*How to complete this task*
Since the pictures are not wanted, reproduce only the rest of the records, exactly as given.
+++ Material provided
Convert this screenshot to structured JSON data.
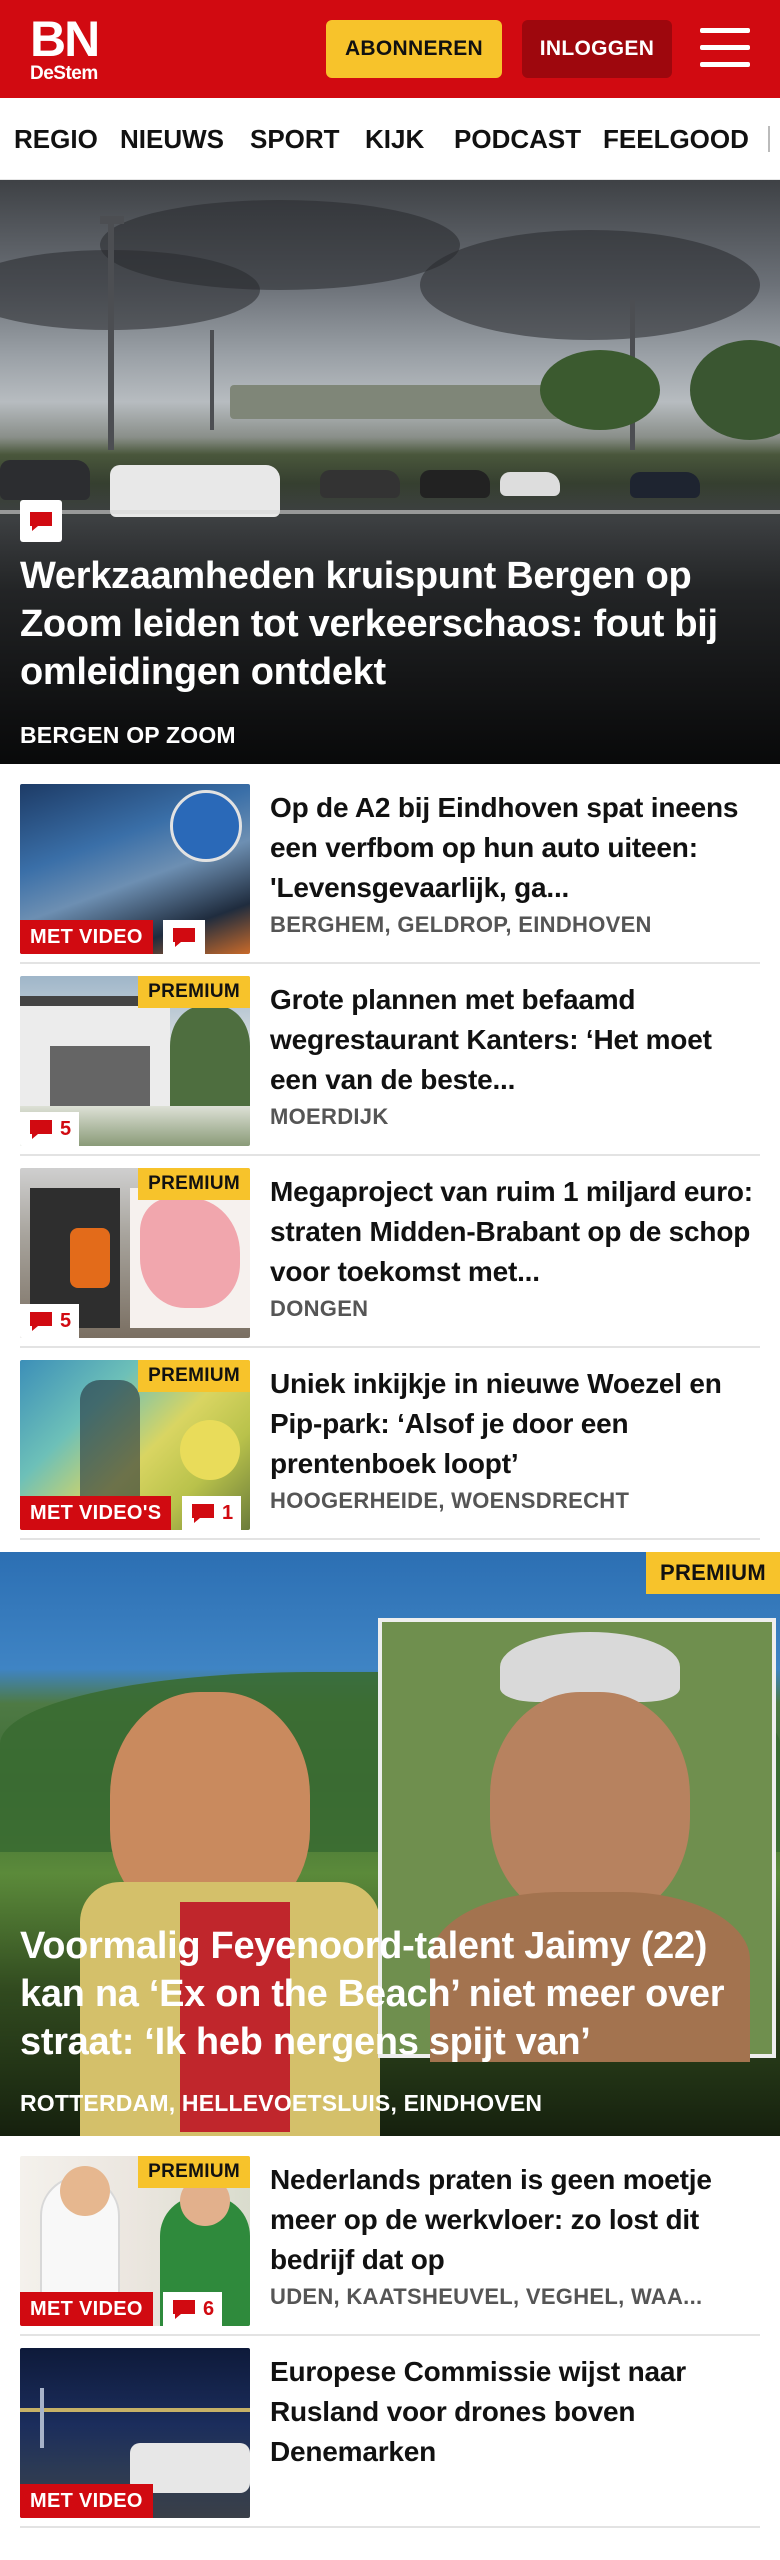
{
  "header": {
    "logo_main": "BN",
    "logo_sub": "DeStem",
    "subscribe_label": "ABONNEREN",
    "login_label": "INLOGGEN",
    "menu_icon": "hamburger-icon",
    "brand_color": "#d10a11",
    "accent_color": "#f7c32b"
  },
  "nav": {
    "items": [
      {
        "label": "REGIO"
      },
      {
        "label": "NIEUWS"
      },
      {
        "label": "SPORT"
      },
      {
        "label": "KIJK"
      },
      {
        "label": "PODCAST"
      },
      {
        "label": "FEELGOOD"
      }
    ]
  },
  "hero": {
    "title": "Werkzaamheden kruispunt Bergen op Zoom leiden tot verkeerschaos: fout bij omleidingen ontdekt",
    "location": "BERGEN OP ZOOM",
    "icon": "comment-icon"
  },
  "articles": [
    {
      "title": "Op de A2 bij Eindhoven spat ineens een verfbom op hun auto uiteen: 'Levensgevaarlijk, ga...",
      "location": "BERGHEM, GELDROP, EINDHOVEN",
      "video_label": "MET VIDEO",
      "comments": "",
      "premium": ""
    },
    {
      "title": "Grote plannen met befaamd wegrestaurant Kanters: ‘Het moet een van de beste...",
      "location": "MOERDIJK",
      "video_label": "",
      "comments": "5",
      "premium": "PREMIUM"
    },
    {
      "title": "Megaproject van ruim 1 miljard euro: straten Midden-Brabant op de schop voor toekomst met...",
      "location": "DONGEN",
      "video_label": "",
      "comments": "5",
      "premium": "PREMIUM"
    },
    {
      "title": "Uniek inkijkje in nieuwe Woezel en Pip-park: ‘Alsof je door een prentenboek loopt’",
      "location": "HOOGERHEIDE, WOENSDRECHT",
      "video_label": "MET VIDEO'S",
      "comments": "1",
      "premium": "PREMIUM"
    }
  ],
  "hero2": {
    "premium": "PREMIUM",
    "title": "Voormalig Feyenoord-talent Jaimy (22) kan na ‘Ex on the Beach’ niet meer over straat: ‘Ik heb nergens spijt van’",
    "location": "ROTTERDAM, HELLEVOETSLUIS, EINDHOVEN"
  },
  "articles2": [
    {
      "title": "Nederlands praten is geen moetje meer op de werkvloer: zo lost dit bedrijf dat op",
      "location": "UDEN, KAATSHEUVEL, VEGHEL, WAA...",
      "video_label": "MET VIDEO",
      "comments": "6",
      "premium": "PREMIUM"
    },
    {
      "title": "Europese Commissie wijst naar Rusland voor drones boven Denemarken",
      "location": "",
      "video_label": "MET VIDEO",
      "comments": "",
      "premium": ""
    }
  ]
}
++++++
*Reply*
Convert this screenshot to structured JSON data.
{
  "header": {
    "logo_main": "BN",
    "logo_sub": "DeStem",
    "subscribe_label": "ABONNEREN",
    "login_label": "INLOGGEN",
    "menu_icon": "hamburger-icon",
    "brand_color": "#d10a11",
    "accent_color": "#f7c32b"
  },
  "nav": {
    "items": [
      {
        "label": "REGIO"
      },
      {
        "label": "NIEUWS"
      },
      {
        "label": "SPORT"
      },
      {
        "label": "KIJK"
      },
      {
        "label": "PODCAST"
      },
      {
        "label": "FEELGOOD"
      }
    ]
  },
  "hero": {
    "title": "Werkzaamheden kruispunt Bergen op Zoom leiden tot verkeerschaos: fout bij omleidingen ontdekt",
    "location": "BERGEN OP ZOOM",
    "icon": "comment-icon"
  },
  "articles": [
    {
      "title": "Op de A2 bij Eindhoven spat ineens een verfbom op hun auto uiteen: 'Levensgevaarlijk, ga...",
      "location": "BERGHEM, GELDROP, EINDHOVEN",
      "video_label": "MET VIDEO",
      "comments": "",
      "premium": ""
    },
    {
      "title": "Grote plannen met befaamd wegrestaurant Kanters: ‘Het moet een van de beste...",
      "location": "MOERDIJK",
      "video_label": "",
      "comments": "5",
      "premium": "PREMIUM"
    },
    {
      "title": "Megaproject van ruim 1 miljard euro: straten Midden-Brabant op de schop voor toekomst met...",
      "location": "DONGEN",
      "video_label": "",
      "comments": "5",
      "premium": "PREMIUM"
    },
    {
      "title": "Uniek inkijkje in nieuwe Woezel en Pip-park: ‘Alsof je door een prentenboek loopt’",
      "location": "HOOGERHEIDE, WOENSDRECHT",
      "video_label": "MET VIDEO'S",
      "comments": "1",
      "premium": "PREMIUM"
    }
  ],
  "hero2": {
    "premium": "PREMIUM",
    "title": "Voormalig Feyenoord-talent Jaimy (22) kan na ‘Ex on the Beach’ niet meer over straat: ‘Ik heb nergens spijt van’",
    "location": "ROTTERDAM, HELLEVOETSLUIS, EINDHOVEN"
  },
  "articles2": [
    {
      "title": "Nederlands praten is geen moetje meer op de werkvloer: zo lost dit bedrijf dat op",
      "location": "UDEN, KAATSHEUVEL, VEGHEL, WAA...",
      "video_label": "MET VIDEO",
      "comments": "6",
      "premium": "PREMIUM"
    },
    {
      "title": "Europese Commissie wijst naar Rusland voor drones boven Denemarken",
      "location": "",
      "video_label": "MET VIDEO",
      "comments": "",
      "premium": ""
    }
  ]
}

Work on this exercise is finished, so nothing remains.